I.B.: Money is just paper. Right now they’re predicting a crash in America, and [if that happens] you’re poor. The most important thing in life is knowing what you have and what you can do. If you know how to do something, you’ll always be able to feed yourself and do some kind of work. And there are always people out there who will support your ideas and help you apply your skills and knowledge.
R.G.: You’re now the goalie for the Philadelphia Flyers, a team that has traditionally not treated Russians very well. [Player Nikolai] Zherdev complained that they “stifled” him there. Does this bother you?
I.B.: Look, there was Zherdev and [Sergei] Bobrovsky. They speak very well of Bobrovsky. They don’t judge people by their passports, they treat you by how well you do the job they pay you for. They look at how you interact with the team, since it’s a united entity, and at how you behave. And they treat you accordingly. If you’re a good person and do your job, they will love you. If you have some kind of problem, it makes no difference whether you’re a foreigner or not.
R.G.: But few Russians have ever played for Philadelphia. It’s not like the Detroit or Washington teams. That can hardly be a coincidence.
I.B.: Each team has its own playing style, its own signature. That’s what brings players together.
R.G.: How do you like the city of Philadelphia? What has surprised you there?
I.B.: The city is beautiful. It’s the former capital, how can it be bad? For the most part, I haven’t had much time to explore Philadelphia. I was only there for two days. Even then I was basically just in the practice arena. I know there’s the Liberty Bell and the building where the Declaration of Independence was signed. There is a lot to see and a lot of history. It’s where America was created.
R.G.: We’ve already touched on your victories. You’ve had two in your career so far: winning the Stanley Cup and the gold medal at the World Championships. Which is more valuable to you?
I.B.: The Stanley Cup.
R.G.: Even though you basically pulled off the win for your team at the 2009 World Championships?
I.B.: They are two different things. The World Championships is a fleeting tournament. In the NHL, you have to play a lot of matches and put in a lot of work. The work is a lot of wear and tear. Everything is significant: the prestige of the trophy, the fact that your name is inscribed in the Cup… And most importantly, the best of the best play in the NHL, so winning this tournament means that you are truly the best in the world.
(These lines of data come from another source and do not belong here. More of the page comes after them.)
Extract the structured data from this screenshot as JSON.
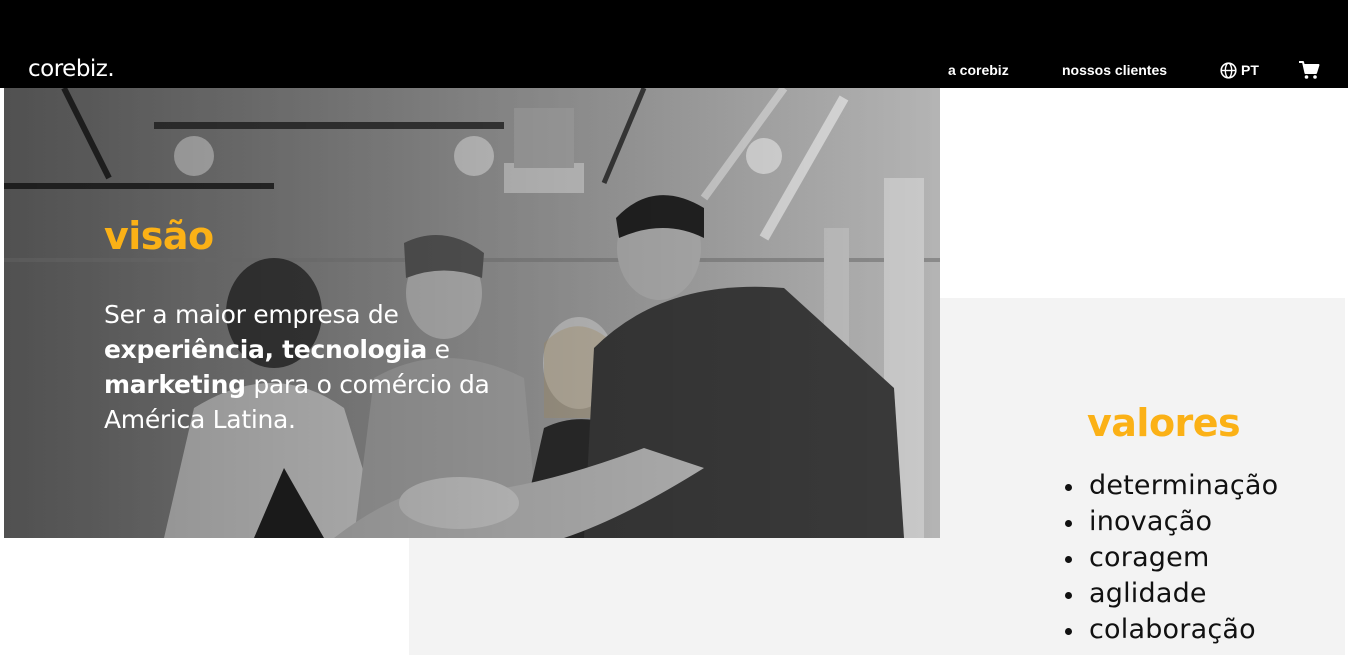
{
  "header": {
    "logo_text": "corebiz",
    "logo_dot": ".",
    "nav": [
      {
        "label": "a corebiz"
      },
      {
        "label": "nossos clientes"
      }
    ],
    "language": {
      "label": "PT",
      "icon": "globe-icon"
    },
    "cart": {
      "icon": "cart-icon"
    }
  },
  "visao": {
    "title": "visão",
    "text_parts": [
      "Ser a maior empresa de ",
      "experiência, tecnologia",
      " e ",
      "marketing",
      " para o comércio da América Latina."
    ]
  },
  "valores": {
    "title": "valores",
    "items": [
      "determinação",
      "inovação",
      "coragem",
      "aglidade",
      "colaboração"
    ]
  },
  "colors": {
    "accent": "#fbb116",
    "header_bg": "#000000",
    "panel_bg": "#f3f3f3"
  }
}
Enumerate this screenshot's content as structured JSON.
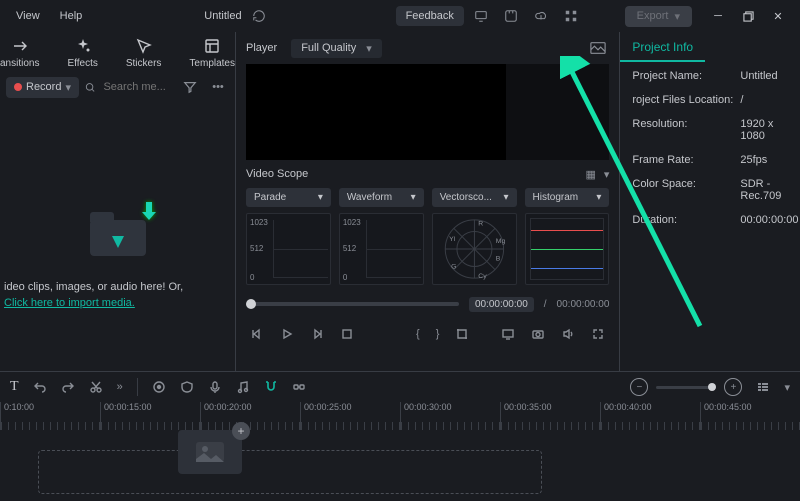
{
  "titlebar": {
    "menus": [
      "View",
      "Help"
    ],
    "title": "Untitled",
    "feedback": "Feedback",
    "export": "Export"
  },
  "toolbar": {
    "items": [
      "ansitions",
      "Effects",
      "Stickers",
      "Templates"
    ]
  },
  "media": {
    "record": "Record",
    "search_placeholder": "Search me...",
    "import_line1": "ideo clips, images, or audio here! Or,",
    "import_link": "Click here to import media."
  },
  "player": {
    "label": "Player",
    "quality": "Full Quality",
    "tc_cur": "00:00:00:00",
    "tc_sep": "/",
    "tc_dur": "00:00:00:00"
  },
  "scope": {
    "title": "Video Scope",
    "dropdowns": [
      "Parade",
      "Waveform",
      "Vectorsco...",
      "Histogram"
    ],
    "wf_labels": [
      "1023",
      "512",
      "0"
    ],
    "vec_labels": [
      "R",
      "Mg",
      "B",
      "Cy",
      "G",
      "Yl"
    ]
  },
  "project_info": {
    "tab": "Project Info",
    "rows": [
      {
        "k": "Project Name:",
        "v": "Untitled"
      },
      {
        "k": "roject Files Location:",
        "v": "/"
      },
      {
        "k": "Resolution:",
        "v": "1920 x 1080"
      },
      {
        "k": "Frame Rate:",
        "v": "25fps"
      },
      {
        "k": "Color Space:",
        "v": "SDR - Rec.709"
      },
      {
        "k": "Duration:",
        "v": "00:00:00:00"
      }
    ]
  },
  "timeline": {
    "ticks": [
      "0:10:00",
      "00:00:15:00",
      "00:00:20:00",
      "00:00:25:00",
      "00:00:30:00",
      "00:00:35:00",
      "00:00:40:00",
      "00:00:45:00"
    ]
  }
}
R.G.: After winning the Stanley Cup, did you have the sense that you had joined the ranks of the greats?
I.B.: To be great, you just need to win a lot. When your whole chest is covered in medals and you have rings on all your fingers, then you’ll be great… I think I still have a long road ahead of me.
R.G.: Speaking of great victories, do you plan to hold onto your rank among the best until [the 2014 Winter Olympics in] Sochi?
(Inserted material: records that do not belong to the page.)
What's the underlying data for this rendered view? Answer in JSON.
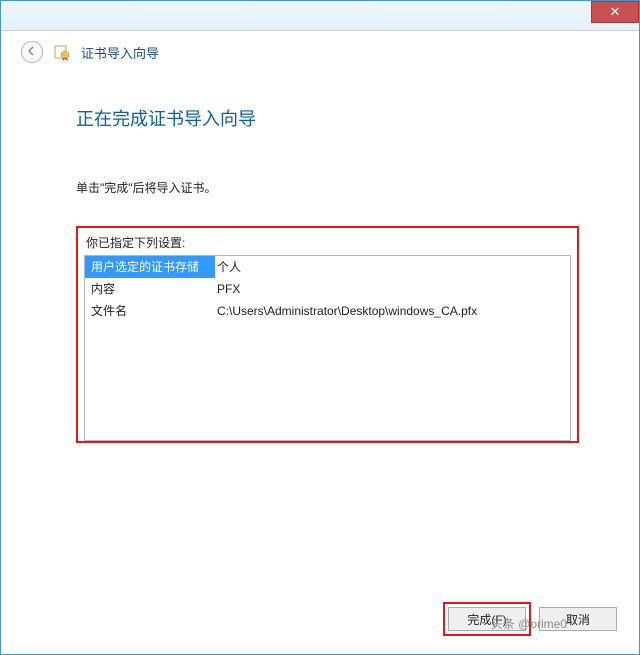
{
  "header": {
    "wizard_title": "证书导入向导"
  },
  "page": {
    "title": "正在完成证书导入向导",
    "instruction": "单击\"完成\"后将导入证书。",
    "settings_label": "你已指定下列设置:"
  },
  "settings": {
    "rows": [
      {
        "key": "用户选定的证书存储",
        "value": "个人"
      },
      {
        "key": "内容",
        "value": "PFX"
      },
      {
        "key": "文件名",
        "value": "C:\\Users\\Administrator\\Desktop\\windows_CA.pfx"
      }
    ]
  },
  "buttons": {
    "finish": "完成(F)",
    "cancel": "取消"
  },
  "watermark": "头条 @orime0"
}
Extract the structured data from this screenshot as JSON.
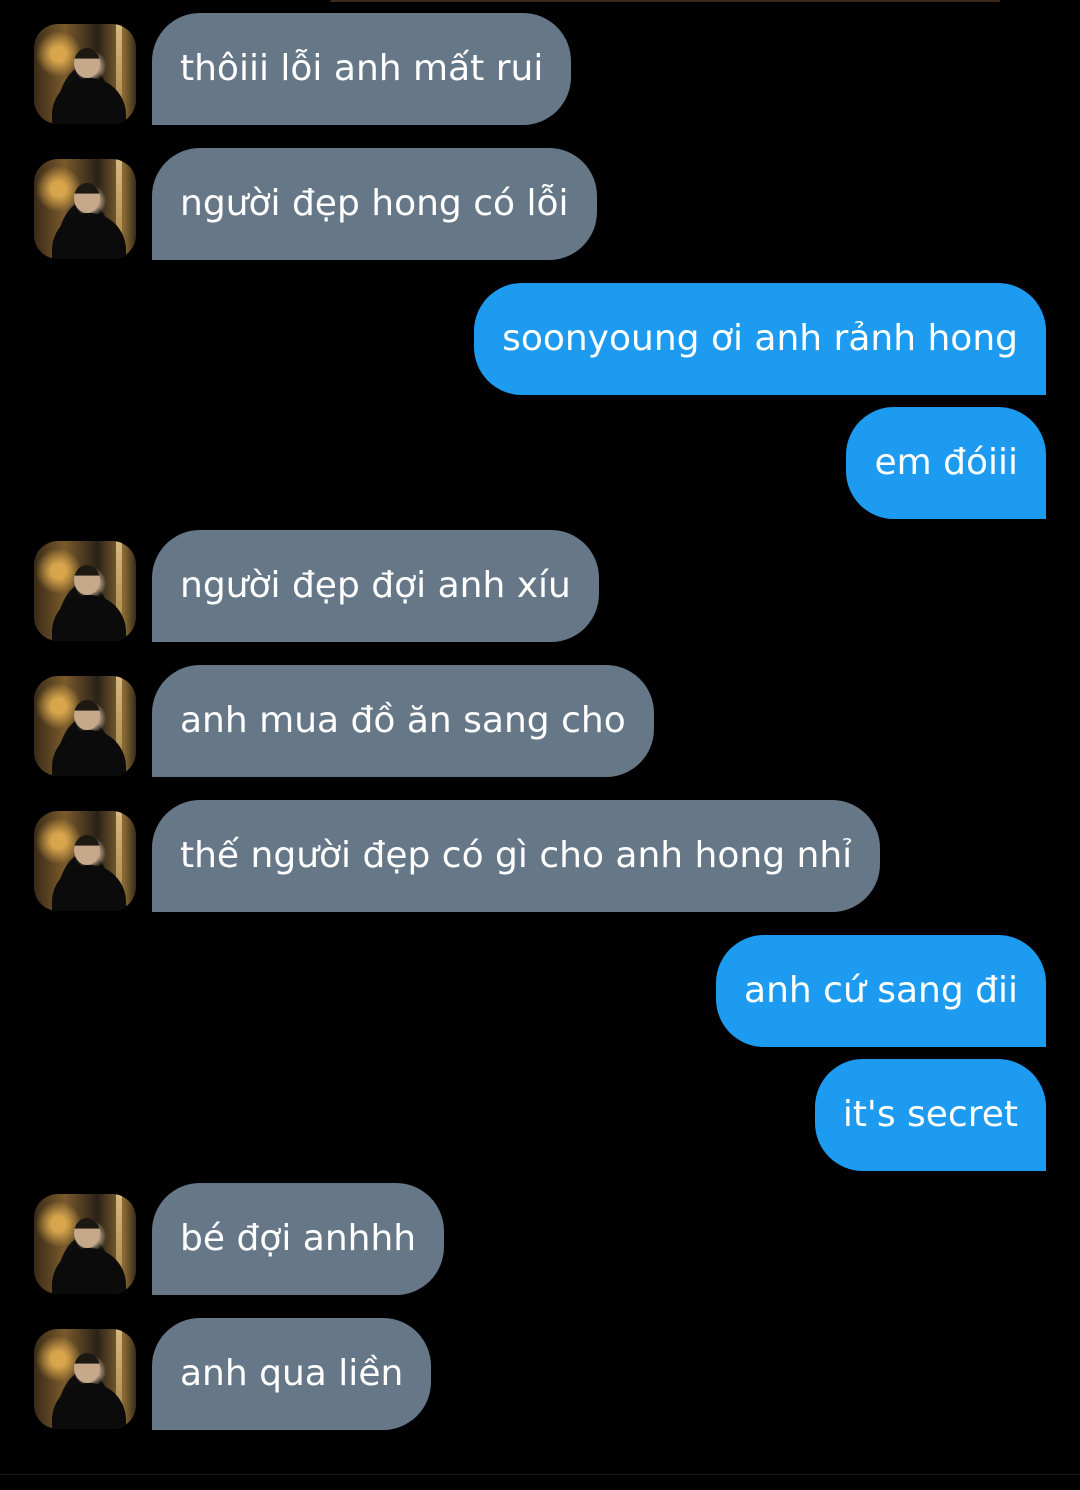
{
  "theme": {
    "background": "#000000",
    "incoming_bubble": "#667788",
    "outgoing_bubble": "#1d9bf0",
    "text": "#ffffff"
  },
  "avatar_icon": "profile-photo-icon",
  "messages": [
    {
      "direction": "in",
      "text": "thôiii lỗi anh mất rui"
    },
    {
      "direction": "in",
      "text": "người đẹp hong có lỗi"
    },
    {
      "direction": "out",
      "text": "soonyoung ơi anh rảnh hong"
    },
    {
      "direction": "out",
      "text": "em đóiii"
    },
    {
      "direction": "in",
      "text": "người đẹp đợi anh xíu"
    },
    {
      "direction": "in",
      "text": "anh mua đồ ăn sang cho"
    },
    {
      "direction": "in",
      "text": "thế người đẹp có gì cho anh hong nhỉ"
    },
    {
      "direction": "out",
      "text": "anh cứ sang đii"
    },
    {
      "direction": "out",
      "text": "it's secret"
    },
    {
      "direction": "in",
      "text": "bé đợi anhhh"
    },
    {
      "direction": "in",
      "text": "anh qua liền"
    }
  ]
}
I.B.: You know, I can’t claim I won’t decline. I will try and then we’ll see where life takes me. I hope that I’ll be worthy of an invitation to join the national team. But I have to prove myself every day. It’s a right that has to be earned.
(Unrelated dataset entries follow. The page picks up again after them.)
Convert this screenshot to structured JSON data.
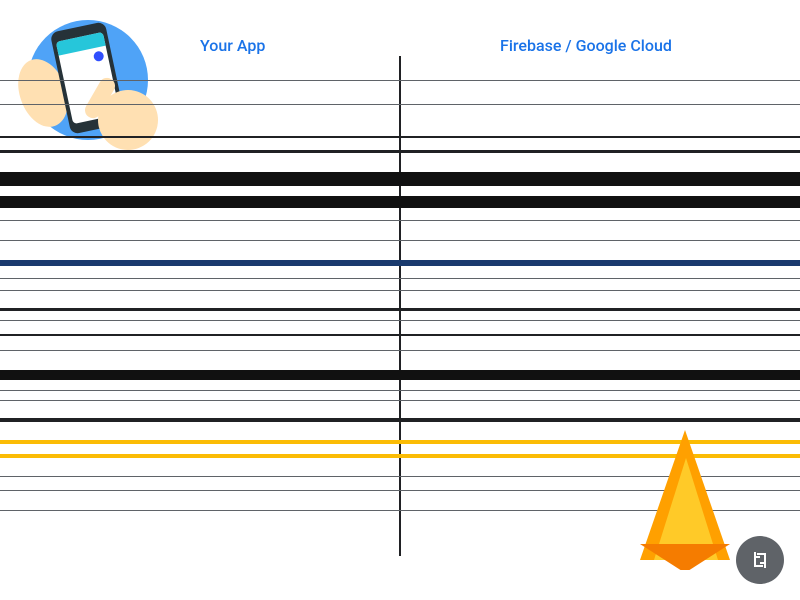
{
  "headers": {
    "left": "Your App",
    "right": "Firebase / Google Cloud"
  },
  "icons": {
    "app": "mobile-app-illustration",
    "firebase": "firebase-logo",
    "sync": "sync-icon"
  },
  "diagram_type": "two-column-streaked-architecture-diagram"
}
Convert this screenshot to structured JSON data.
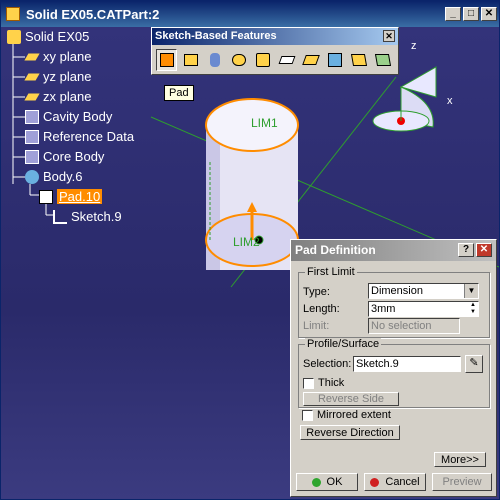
{
  "window": {
    "title": "Solid EX05.CATPart:2",
    "min": "_",
    "max": "□",
    "close": "✕"
  },
  "tree": {
    "root": "Solid EX05",
    "items": [
      {
        "label": "xy plane"
      },
      {
        "label": "yz plane"
      },
      {
        "label": "zx plane"
      },
      {
        "label": "Cavity Body"
      },
      {
        "label": "Reference Data"
      },
      {
        "label": "Core Body"
      },
      {
        "label": "Body.6"
      },
      {
        "label": "Pad.10"
      },
      {
        "label": "Sketch.9"
      }
    ]
  },
  "toolbar": {
    "title": "Sketch-Based Features",
    "close": "✕",
    "tooltip": "Pad"
  },
  "viewport": {
    "lim1": "LIM1",
    "lim2": "LIM2",
    "axis_z": "z",
    "axis_x": "x"
  },
  "dialog": {
    "title": "Pad Definition",
    "help": "?",
    "close": "✕",
    "first_limit": {
      "label": "First Limit",
      "type_label": "Type:",
      "type_value": "Dimension",
      "length_label": "Length:",
      "length_value": "3mm",
      "limit_label": "Limit:",
      "limit_value": "No selection"
    },
    "profile": {
      "label": "Profile/Surface",
      "selection_label": "Selection:",
      "selection_value": "Sketch.9",
      "thick_label": "Thick",
      "reverse_side": "Reverse Side"
    },
    "mirrored_label": "Mirrored extent",
    "reverse_direction": "Reverse Direction",
    "more": "More>>",
    "ok": "OK",
    "cancel": "Cancel",
    "preview": "Preview"
  },
  "colors": {
    "accent": "#ff8c00",
    "canvas": "#2c2c6e",
    "titlebar": "#0a246a"
  }
}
Ilya Bryzgalov was born June 22, 1980 in Togliatti. He learned the basics of hockey playing at the local hockey club “Lada.” He was with the team for one-and-a-half seasons, and was awarded Best Newcomer for the 1999-2000 season.
Before making it to the first team of the Anaheim Ducks, he spent five years in the lower leagues. In the 2006-2007 season, he won the Stanley Cup. In 2007, he was traded to the Phoenix Coyotes, where he set a team record for the most victories in a regular season (42). Thanks to Bryzgalov’s efforts, the Coyotes made it to the NHL playoffs two years in a row after a nine-year break. Ilya was nominated for the Vezina Trophy, an award for the best goaltender in the NHL.
At the end of the 2010-2011 season, Bryzgalov signed a nine-year contract with the Philadelphia Flyers for $51.5 million. In the next season, Bryzgalov will be the highest paid goaltender in the NHL, making $10 million per year.
Since 2000, he has regularly been invited to play with the Russian national team. With his help, the team won the bronze medal at the 2002 Olympic Games in Salt Lake City, and became world champions in 2009.